== EXTRACTED INFORMATION ==
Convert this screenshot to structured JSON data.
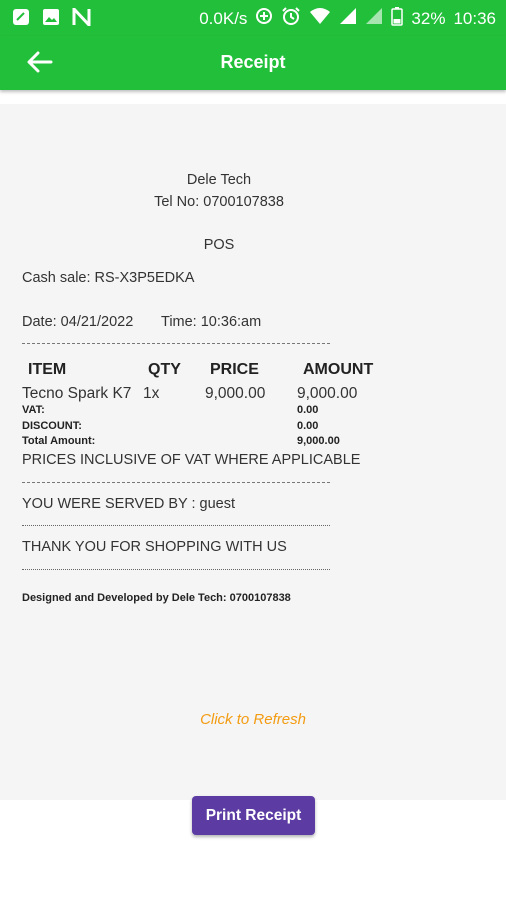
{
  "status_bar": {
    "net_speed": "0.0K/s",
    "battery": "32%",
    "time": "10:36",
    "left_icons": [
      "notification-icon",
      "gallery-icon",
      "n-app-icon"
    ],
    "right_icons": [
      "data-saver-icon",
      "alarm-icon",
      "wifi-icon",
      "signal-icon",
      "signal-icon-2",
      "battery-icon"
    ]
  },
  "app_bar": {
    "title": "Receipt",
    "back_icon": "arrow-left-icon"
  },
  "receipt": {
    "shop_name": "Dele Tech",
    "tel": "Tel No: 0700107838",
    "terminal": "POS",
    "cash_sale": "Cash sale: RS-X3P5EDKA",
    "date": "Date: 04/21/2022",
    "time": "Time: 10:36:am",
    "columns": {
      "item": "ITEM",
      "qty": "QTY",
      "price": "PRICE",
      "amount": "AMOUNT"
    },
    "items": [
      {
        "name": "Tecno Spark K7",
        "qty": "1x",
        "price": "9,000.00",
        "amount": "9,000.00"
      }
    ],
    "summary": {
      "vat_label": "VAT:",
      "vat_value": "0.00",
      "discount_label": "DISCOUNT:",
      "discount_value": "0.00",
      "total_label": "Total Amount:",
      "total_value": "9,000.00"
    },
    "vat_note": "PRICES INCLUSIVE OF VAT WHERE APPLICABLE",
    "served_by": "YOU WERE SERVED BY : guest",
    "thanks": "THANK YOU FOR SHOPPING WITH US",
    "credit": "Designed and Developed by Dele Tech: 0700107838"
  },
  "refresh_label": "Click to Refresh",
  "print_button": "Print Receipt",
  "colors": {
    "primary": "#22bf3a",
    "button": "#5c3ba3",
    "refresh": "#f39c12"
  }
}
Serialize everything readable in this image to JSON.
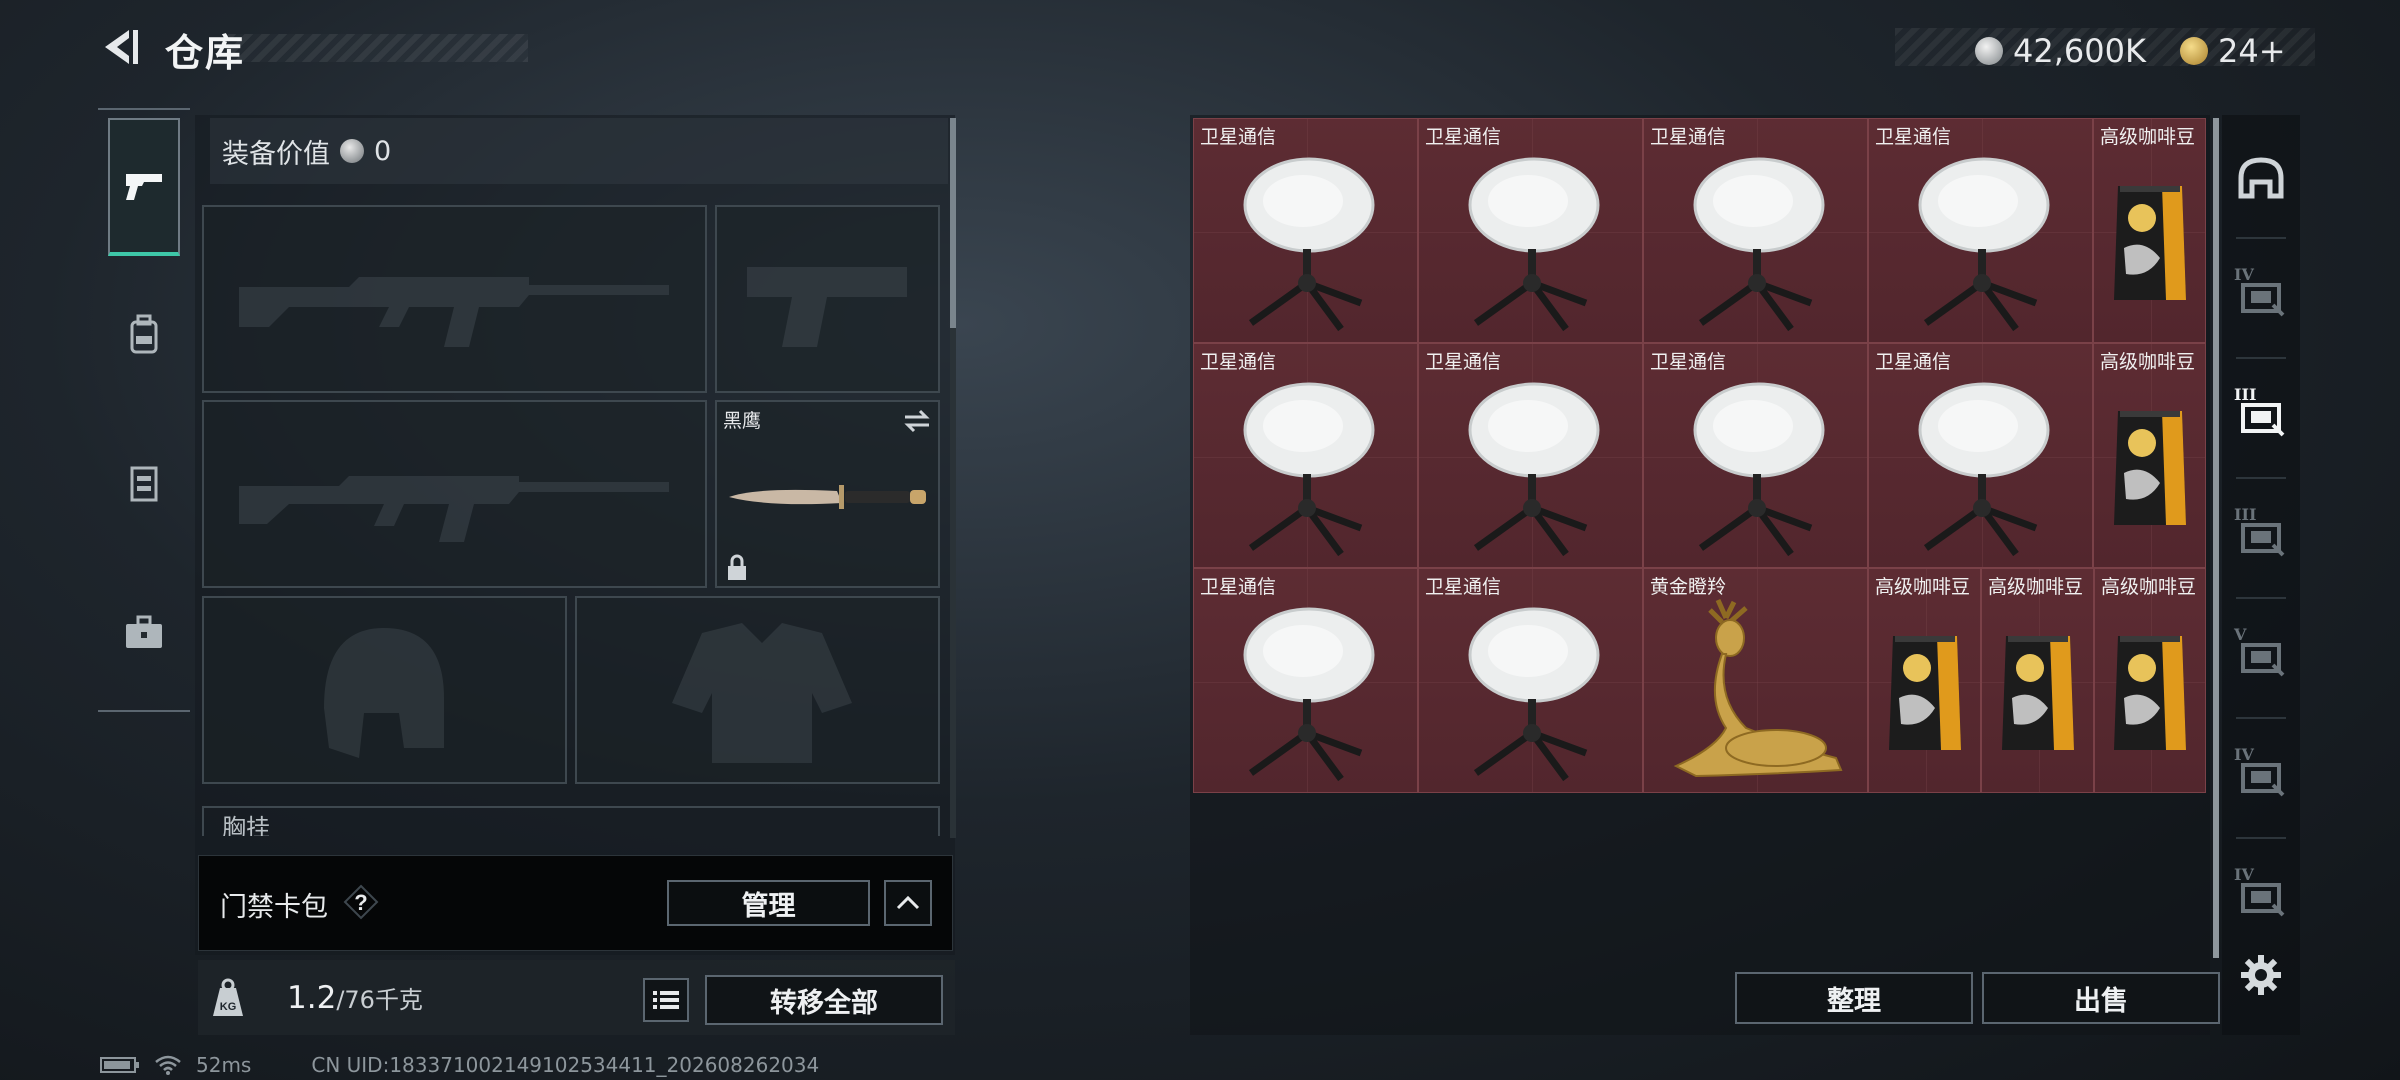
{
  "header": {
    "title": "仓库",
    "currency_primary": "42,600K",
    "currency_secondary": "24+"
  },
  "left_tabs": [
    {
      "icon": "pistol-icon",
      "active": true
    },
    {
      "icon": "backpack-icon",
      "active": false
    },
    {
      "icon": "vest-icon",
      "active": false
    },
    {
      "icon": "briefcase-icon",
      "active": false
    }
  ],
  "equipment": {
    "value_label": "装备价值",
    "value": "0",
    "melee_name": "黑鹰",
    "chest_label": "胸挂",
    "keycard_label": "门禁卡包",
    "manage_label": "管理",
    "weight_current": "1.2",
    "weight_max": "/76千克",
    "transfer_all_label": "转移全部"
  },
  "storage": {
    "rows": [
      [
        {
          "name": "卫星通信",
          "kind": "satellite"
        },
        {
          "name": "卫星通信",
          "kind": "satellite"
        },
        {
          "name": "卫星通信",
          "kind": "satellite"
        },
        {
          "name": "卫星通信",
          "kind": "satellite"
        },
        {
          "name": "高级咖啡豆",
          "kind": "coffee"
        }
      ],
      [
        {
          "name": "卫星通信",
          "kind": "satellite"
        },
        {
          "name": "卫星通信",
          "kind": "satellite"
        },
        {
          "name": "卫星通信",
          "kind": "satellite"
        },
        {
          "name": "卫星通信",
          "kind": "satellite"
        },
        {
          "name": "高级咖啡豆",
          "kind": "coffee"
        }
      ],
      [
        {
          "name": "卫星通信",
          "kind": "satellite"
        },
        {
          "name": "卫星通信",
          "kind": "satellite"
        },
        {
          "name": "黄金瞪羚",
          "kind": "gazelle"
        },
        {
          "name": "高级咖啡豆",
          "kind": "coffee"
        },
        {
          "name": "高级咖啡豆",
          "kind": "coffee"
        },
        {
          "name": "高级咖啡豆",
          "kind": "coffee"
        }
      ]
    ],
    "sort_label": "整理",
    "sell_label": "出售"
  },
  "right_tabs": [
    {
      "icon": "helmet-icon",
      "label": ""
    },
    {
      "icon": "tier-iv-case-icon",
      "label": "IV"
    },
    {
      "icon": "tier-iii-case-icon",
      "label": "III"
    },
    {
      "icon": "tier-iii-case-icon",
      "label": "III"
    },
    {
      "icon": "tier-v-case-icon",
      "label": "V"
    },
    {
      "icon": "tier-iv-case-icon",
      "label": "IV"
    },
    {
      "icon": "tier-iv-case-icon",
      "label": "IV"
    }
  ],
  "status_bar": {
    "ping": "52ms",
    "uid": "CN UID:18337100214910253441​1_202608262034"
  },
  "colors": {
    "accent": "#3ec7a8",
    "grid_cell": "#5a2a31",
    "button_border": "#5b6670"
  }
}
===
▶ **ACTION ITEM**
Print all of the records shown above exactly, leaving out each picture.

▶ **WRITTEN RESPONSE**
Convert this screenshot to structured JSON data.
{
  "status_bar": {
    "net_speed": "0.0K/s",
    "battery": "32%",
    "time": "10:36",
    "left_icons": [
      "notification-icon",
      "gallery-icon",
      "n-app-icon"
    ],
    "right_icons": [
      "data-saver-icon",
      "alarm-icon",
      "wifi-icon",
      "signal-icon",
      "signal-icon-2",
      "battery-icon"
    ]
  },
  "app_bar": {
    "title": "Receipt",
    "back_icon": "arrow-left-icon"
  },
  "receipt": {
    "shop_name": "Dele Tech",
    "tel": "Tel No: 0700107838",
    "terminal": "POS",
    "cash_sale": "Cash sale: RS-X3P5EDKA",
    "date": "Date: 04/21/2022",
    "time": "Time: 10:36:am",
    "columns": {
      "item": "ITEM",
      "qty": "QTY",
      "price": "PRICE",
      "amount": "AMOUNT"
    },
    "items": [
      {
        "name": "Tecno Spark K7",
        "qty": "1x",
        "price": "9,000.00",
        "amount": "9,000.00"
      }
    ],
    "summary": {
      "vat_label": "VAT:",
      "vat_value": "0.00",
      "discount_label": "DISCOUNT:",
      "discount_value": "0.00",
      "total_label": "Total Amount:",
      "total_value": "9,000.00"
    },
    "vat_note": "PRICES INCLUSIVE OF VAT WHERE APPLICABLE",
    "served_by": "YOU WERE SERVED BY : guest",
    "thanks": "THANK YOU FOR SHOPPING WITH US",
    "credit": "Designed and Developed by Dele Tech: 0700107838"
  },
  "refresh_label": "Click to Refresh",
  "print_button": "Print Receipt",
  "colors": {
    "primary": "#22bf3a",
    "button": "#5c3ba3",
    "refresh": "#f39c12"
  }
}
Serialize everything readable in this image to JSON.
{
  "header": {
    "title": "仓库",
    "currency_primary": "42,600K",
    "currency_secondary": "24+"
  },
  "left_tabs": [
    {
      "icon": "pistol-icon",
      "active": true
    },
    {
      "icon": "backpack-icon",
      "active": false
    },
    {
      "icon": "vest-icon",
      "active": false
    },
    {
      "icon": "briefcase-icon",
      "active": false
    }
  ],
  "equipment": {
    "value_label": "装备价值",
    "value": "0",
    "melee_name": "黑鹰",
    "chest_label": "胸挂",
    "keycard_label": "门禁卡包",
    "manage_label": "管理",
    "weight_current": "1.2",
    "weight_max": "/76千克",
    "transfer_all_label": "转移全部"
  },
  "storage": {
    "rows": [
      [
        {
          "name": "卫星通信",
          "kind": "satellite"
        },
        {
          "name": "卫星通信",
          "kind": "satellite"
        },
        {
          "name": "卫星通信",
          "kind": "satellite"
        },
        {
          "name": "卫星通信",
          "kind": "satellite"
        },
        {
          "name": "高级咖啡豆",
          "kind": "coffee"
        }
      ],
      [
        {
          "name": "卫星通信",
          "kind": "satellite"
        },
        {
          "name": "卫星通信",
          "kind": "satellite"
        },
        {
          "name": "卫星通信",
          "kind": "satellite"
        },
        {
          "name": "卫星通信",
          "kind": "satellite"
        },
        {
          "name": "高级咖啡豆",
          "kind": "coffee"
        }
      ],
      [
        {
          "name": "卫星通信",
          "kind": "satellite"
        },
        {
          "name": "卫星通信",
          "kind": "satellite"
        },
        {
          "name": "黄金瞪羚",
          "kind": "gazelle"
        },
        {
          "name": "高级咖啡豆",
          "kind": "coffee"
        },
        {
          "name": "高级咖啡豆",
          "kind": "coffee"
        },
        {
          "name": "高级咖啡豆",
          "kind": "coffee"
        }
      ]
    ],
    "sort_label": "整理",
    "sell_label": "出售"
  },
  "right_tabs": [
    {
      "icon": "helmet-icon",
      "label": ""
    },
    {
      "icon": "tier-iv-case-icon",
      "label": "IV"
    },
    {
      "icon": "tier-iii-case-icon",
      "label": "III"
    },
    {
      "icon": "tier-iii-case-icon",
      "label": "III"
    },
    {
      "icon": "tier-v-case-icon",
      "label": "V"
    },
    {
      "icon": "tier-iv-case-icon",
      "label": "IV"
    },
    {
      "icon": "tier-iv-case-icon",
      "label": "IV"
    }
  ],
  "status_bar": {
    "ping": "52ms",
    "uid": "CN UID:18337100214910253441​1_202608262034"
  },
  "colors": {
    "accent": "#3ec7a8",
    "grid_cell": "#5a2a31",
    "button_border": "#5b6670"
  }
}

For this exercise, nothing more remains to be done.